- A federal jury in San Francisco found that Google’s Play app store was a monopoly, a victory for Epic, the gaming company behind the "Fortnite” series. Epic brought the case, accusing Google of rigging competition in the market for Android apps so that it could charge excessive fees. Epic wanted to use its own payments system that avoided the fees. Epic lost a similar case against Apple in 2021, though that was decided solely by a judge. The matter will probably end up in the Supreme Court.
- Anglo American’s share price plunged by 19% on the day it announced plans to curtail production, including its iron-ore operations in South Africa. The mining company has been hurt by a number of factors, such as higher costs and lower market prices for diamonds.
- There was more consolidation in the energy industry, as Occidental agreed to buy CrownRock, a privately held shale-oil producer, in a transaction valued at $i2bn. Unhindered by institutional shareholders with an eye on esg targets, CrownRock has happily ramped up production in the Permian basin in recent years.
- bp said that Bernard Looney, its former chief executive, would forfeit up to £32.4111 ($4im) for "serious misconduct” that led to his resignation in September. The board alleges that Mr Looney misled it about his personal relationships with employees.
- Oil prices fell sharply, as markets pondered American oil production, China’s economy and other factors that affect supply and demand. Brent crude traded at six-month lows of a little over $72 a barrel.
- A federal judge in Texas upheld the state’s ban on public-sector employees using TikTok on government-issued devices.

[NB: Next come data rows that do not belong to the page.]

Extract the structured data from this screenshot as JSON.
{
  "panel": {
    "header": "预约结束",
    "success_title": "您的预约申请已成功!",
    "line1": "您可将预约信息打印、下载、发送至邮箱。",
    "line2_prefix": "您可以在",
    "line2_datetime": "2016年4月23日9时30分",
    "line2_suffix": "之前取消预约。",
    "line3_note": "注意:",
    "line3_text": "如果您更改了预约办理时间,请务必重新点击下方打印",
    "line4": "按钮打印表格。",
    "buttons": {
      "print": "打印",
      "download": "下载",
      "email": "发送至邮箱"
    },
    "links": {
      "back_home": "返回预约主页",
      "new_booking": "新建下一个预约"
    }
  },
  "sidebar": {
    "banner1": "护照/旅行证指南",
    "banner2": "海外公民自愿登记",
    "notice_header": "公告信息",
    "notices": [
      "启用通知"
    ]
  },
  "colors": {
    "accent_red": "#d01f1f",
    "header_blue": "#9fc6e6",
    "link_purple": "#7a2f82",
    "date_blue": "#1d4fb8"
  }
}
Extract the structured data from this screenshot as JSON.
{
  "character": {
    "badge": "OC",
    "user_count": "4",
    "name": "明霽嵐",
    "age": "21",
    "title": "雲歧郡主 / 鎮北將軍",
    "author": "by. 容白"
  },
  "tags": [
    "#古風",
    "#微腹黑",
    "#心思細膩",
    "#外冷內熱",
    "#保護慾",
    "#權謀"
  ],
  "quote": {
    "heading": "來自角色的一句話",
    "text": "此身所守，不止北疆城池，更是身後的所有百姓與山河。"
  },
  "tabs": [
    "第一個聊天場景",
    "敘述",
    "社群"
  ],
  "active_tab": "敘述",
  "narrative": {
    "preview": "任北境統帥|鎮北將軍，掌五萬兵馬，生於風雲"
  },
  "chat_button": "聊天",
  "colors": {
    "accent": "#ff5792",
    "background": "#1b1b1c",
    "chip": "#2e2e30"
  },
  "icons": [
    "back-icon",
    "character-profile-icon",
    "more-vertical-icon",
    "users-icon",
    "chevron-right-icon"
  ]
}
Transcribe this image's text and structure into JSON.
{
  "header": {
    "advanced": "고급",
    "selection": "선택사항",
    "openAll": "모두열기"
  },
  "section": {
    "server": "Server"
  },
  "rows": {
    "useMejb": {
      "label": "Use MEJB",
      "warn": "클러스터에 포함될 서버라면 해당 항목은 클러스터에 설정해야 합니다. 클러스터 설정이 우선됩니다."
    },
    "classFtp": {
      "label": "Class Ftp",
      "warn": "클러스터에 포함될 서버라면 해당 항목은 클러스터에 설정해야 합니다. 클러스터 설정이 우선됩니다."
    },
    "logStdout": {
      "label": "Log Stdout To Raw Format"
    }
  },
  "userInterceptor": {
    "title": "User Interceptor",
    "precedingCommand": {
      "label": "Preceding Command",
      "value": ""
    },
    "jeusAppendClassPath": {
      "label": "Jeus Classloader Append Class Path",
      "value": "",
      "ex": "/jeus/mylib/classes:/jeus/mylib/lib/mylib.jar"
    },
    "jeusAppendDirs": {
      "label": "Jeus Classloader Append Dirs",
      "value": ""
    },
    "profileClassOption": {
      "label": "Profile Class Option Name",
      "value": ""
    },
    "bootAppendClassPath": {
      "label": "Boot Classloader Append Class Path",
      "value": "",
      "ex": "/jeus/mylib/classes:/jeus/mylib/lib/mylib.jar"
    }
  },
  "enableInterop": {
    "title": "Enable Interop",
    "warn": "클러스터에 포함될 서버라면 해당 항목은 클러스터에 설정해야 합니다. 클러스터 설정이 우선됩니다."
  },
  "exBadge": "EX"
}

The judge found that, although this prevented public universities carrying out research on the Chinese-owned video platform, Texas had an interest in protecting privacy. The ruling is narrower in scope than the recent decision by a judge in Montana to impose an injunction on a total statewide-ban on TikTok there.
- The European Union’s member states and the European Parliament reached a provisional agreement on regulating the use of artificial intelligence, the details of which are now being worked out by officials. The deal includes mandates to assess the risks from large language models that power ai tools such as ChatGPT and measures to mitigate them.

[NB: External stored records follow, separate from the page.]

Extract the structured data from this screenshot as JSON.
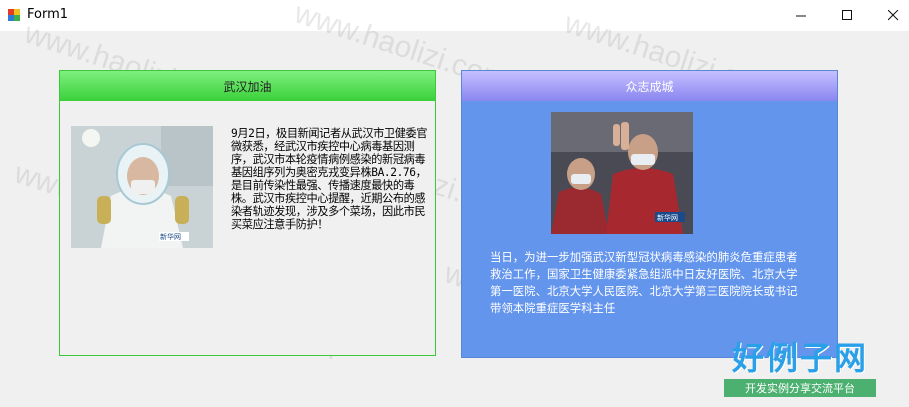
{
  "window": {
    "title": "Form1",
    "minimize": "—",
    "maximize": "☐",
    "close": "✕"
  },
  "left_panel": {
    "title": "武汉加油",
    "text": "9月2日，极目新闻记者从武汉市卫健委官微获悉，经武汉市疾控中心病毒基因测序，武汉市本轮疫情病例感染的新冠病毒基因组序列为奥密克戎变异株BA.2.76，是目前传染性最强、传播速度最快的毒株。武汉市疾控中心提醒，近期公布的感染者轨迹发现，涉及多个菜场，因此市民买菜应注意手防护！",
    "image_caption": "新华网"
  },
  "right_panel": {
    "title": "众志成城",
    "text": "当日，为进一步加强武汉新型冠状病毒感染的肺炎危重症患者救治工作，国家卫生健康委紧急组派中日友好医院、北京大学第一医院、北京大学人民医院、北京大学第三医院院长或书记带领本院重症医学科主任",
    "image_caption": "新华网"
  },
  "watermark": "www.haolizi.com",
  "logo": {
    "main": "好例子网",
    "sub": "开发实例分享交流平台"
  }
}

- Emmanuel Macron, the French president, warned that the new act could stifle innovation at European firms.
- Eli Lilly’s stock took a brief dive, when a study found that non-diabetic obese patients who took its fat-loss treatment, Zepbound, regained weight a year after halting injections. The Food and Drug Administration only recently approved the treatment. Eli Lilly is one of the pharmaceutical companies that have seen their fortunes rise on the mania for weight-loss drugs.
Christmas on 34th Street
- Macy’s share price surged amid reports that it has received a buy-out offer from a property investor. The retailer’s sales have struggled of late, but the value of its properties in prime locations like midtown Manhattan has stood up well. The news comes shortly after Neiman Marcus was said to have rejected a takeover offer from Saks Fifth Avenue.
- Christmas has been ruined for workers at Hasbro. Over 1,000 are being laid off, a fifth of the workforce, according to reports. The toymaker, which counts Monopoly, Play-Doh and My Little Pony among its brands as well as the Dungeons & Dragons franchise, has seen sales slide since the pandemic.
- Netflix published its first "engagement” report, counted by viewing hours. Hollywood writers and actors had demanded more transparency from streaming services during their recent strike. Between January and June "The Night Agent” was the most popular programme (viewed for 812m hours) followed by season two of "Ginny & Georgia” (665m) and "The Glory” (623m). Only four shows in the top 50, including “Pablo Escobar” (170m) and "New Amsterdam” (153m), were produced before 2020.
скачать журнал: The Economist - 16 декабря 2023